We would not normally recommend that you outright ban an employee from bringing any companion, as this is a risky approach. However, there may be circumstances where an employer who refuses to allow a particular companion if there is good reason to do so, whilst likely breaching the legal right to be accompanied, may be faced only with having to pay limited compensation. We would always recommend that employers take legal advice on such situations before deciding to prevent an employee from bringing a particular companion.
Does the employee have to be a member of the trade union if their chosen companion is a trade union representative?
No, the employee does not have to be a member of the trade union, and the trade union does not have to be one that is recognised by the employer.
We have come across some situations where there are ‘freelance’ union representatives who attend hearings with employees, and this is permitted within the definition.
One of our employees has advised us that their chosen companion is not available for on the date of the disciplinary hearing. Can we insist it goes ahead anyway?

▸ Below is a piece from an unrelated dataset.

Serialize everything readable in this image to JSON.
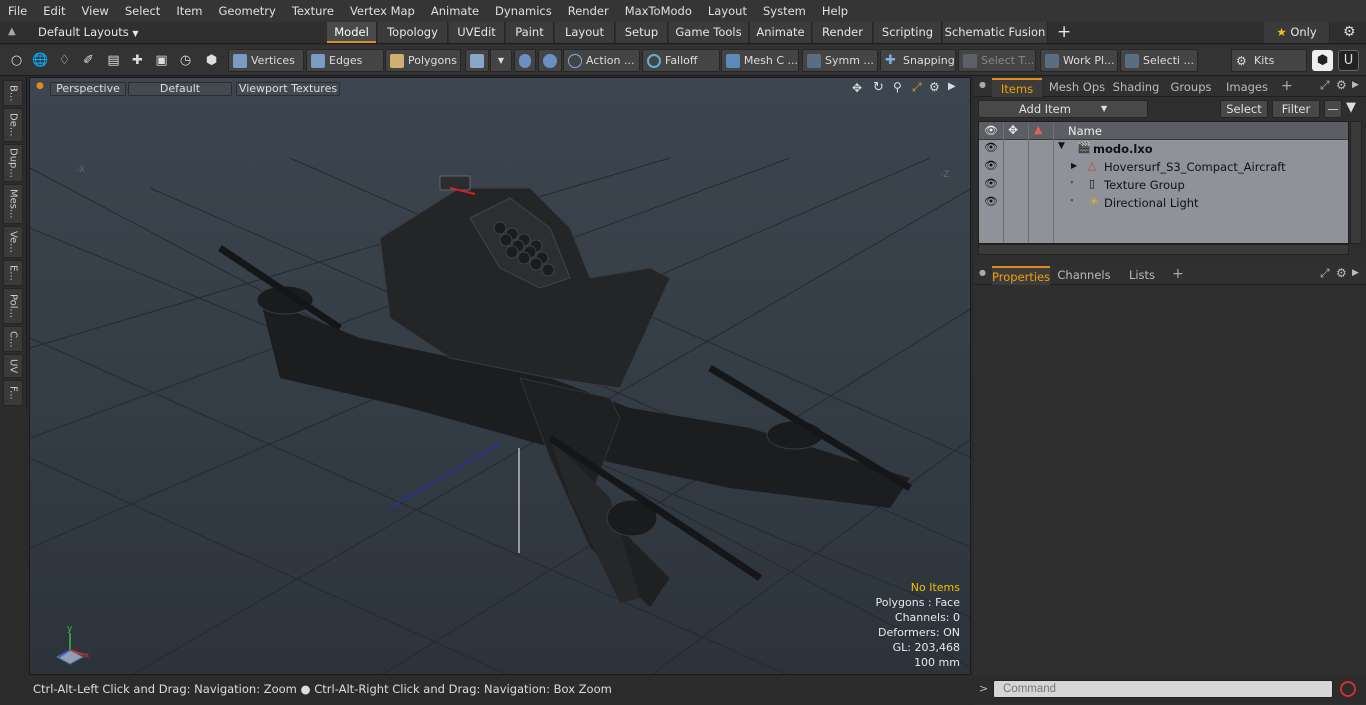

The short answer is no. The employee has the right to suggest an alternative time which is not more than five working days later than the original date for the hearing. If that time is reasonable, the employer must rearrange the hearing for that time.
What can the companion do during a hearing?
The role of the companion is limited. The companion is permitted to address the disciplinary hearing (including putting the employee’s case, summing up, and responding on the employee’s behalf to any view expressed at the hearing) and to confer with the employee during the hearing. There is no right to answer questions on behalf of the employee, address the hearing contrary to the employee’s express wishes, or act in a way that prevents the employer explaining its case or prevents any other person making a contribution to it.
What rights does the companion have?
An employee or worker who is attending a disciplinary hearing as a companion (whether or not they are also a trade union official) has a right to paid time off during working hours to act as a companion. They must not be subject to any detriment or dismissed because they have acted (or sought to act) as a companion.
One of our employees has been accused of an act of gross misconduct. The employee wants to bring their solicitor to the disciplinary hearing. Should we allow this?
There is no general right for an employee to have a solicitor at a disciplinary hearing; only a colleague or union representative. However, some employee’s may have rights in their contracts of employment to be allowed to be accompanied by a solicitor (for example, NHS doctors).
There was some case law a few years ago which suggested that solicitors should be allowed for specific cases where dismissal could result in the employee being prevented from working in their chosen profession in future. However, this has now been limited in scope, and generally you do not have to allow a solicitor to accompany an employee.
If you would like to talk through a situation you are dealing with, or if you need advice on any aspect of employment law, please contact any member of the Pure Employment Law team (01243 836840 or [email protected]).